Right after astrology would be the ‘flat earthers’, a group of people who choose to still base their belief on an experiment performed in 1985. What is alarming is that the number of people who believe this myth seems to be on the rise. An experiment carried out by science enthusiast clearly shows that the earth is spherical and not flat.

The above examples are less critical, however, results of believing fake science news can be life-threatening.  For example, a study carried out in the US showed that a third of the public disagrees that climate change is due to human behaviour. These individuals would be less likely to be more precautious when using objects that cause pollution or directly impact climate change. The truth is, we only have ~ 10 years to curb the climate change catastrophe, this can only be achievable if we work in unity. It is promising to see young individuals boldly advocating for this cause because it is the younger generation that will suffer the consequences of our ignorance.

Another hazardous myth is that vaccines are harmful to babies. This myth stemmed from a fake study that linked autism to the measles‐mumps‐rubella (MMR) vaccine.  This hesitancy to vaccinate has caused a global increase in vaccine-preventable diseases and sometimes result in fatalities that could have been prevented. The truth is research has shown that vaccines save lives! They do not just protect the vaccinated individual but also provide community protection by reducing the spread of disease within a population.

It is promising to see that as much as 4IR might be the cause of the acceleration of the spread of fake news, it can also be the solution. A lot of research has gone into using machine learning and artificial intelligence as a resolution. These 4IR tools can be used to detect fake news based on text. Other studies include adding warning texts to articles that emanate from untrusted websites, these studies reveal that people are less likely to believe articles that are tagged as fake.

As scientists, I feel that it is our duty to educate the public with matters that we are well informed about.
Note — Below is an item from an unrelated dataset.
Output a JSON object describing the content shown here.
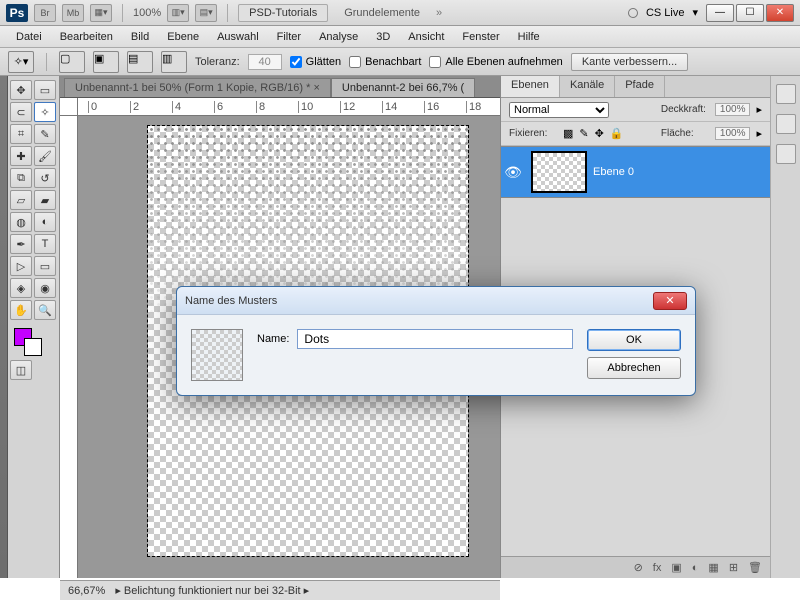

Ideally, it should be mandatory for all science postgraduate students to be enrolled for a science communication module. This would enable us to effectively communicate our science with a range of audiences. Hence, allowing us to engage with the public at a level which is not condescending but equally informative.

Majority of postgrad funding is from the government, either directly from NRF or through SARChI chairs, hence, science communication should be a public service from the recipients of the funding. The government already has science engagement avenues such as SAASTA and could escalate public engagement by working with more postgrad students.

Finally, as scientists we should be equally visible on social media, presenting evidence-based facts to combat the spread of fake science news. If we are not thrilled to do this as a public service then let us consider it as a mission to save mankind (Science Avengers maybe?).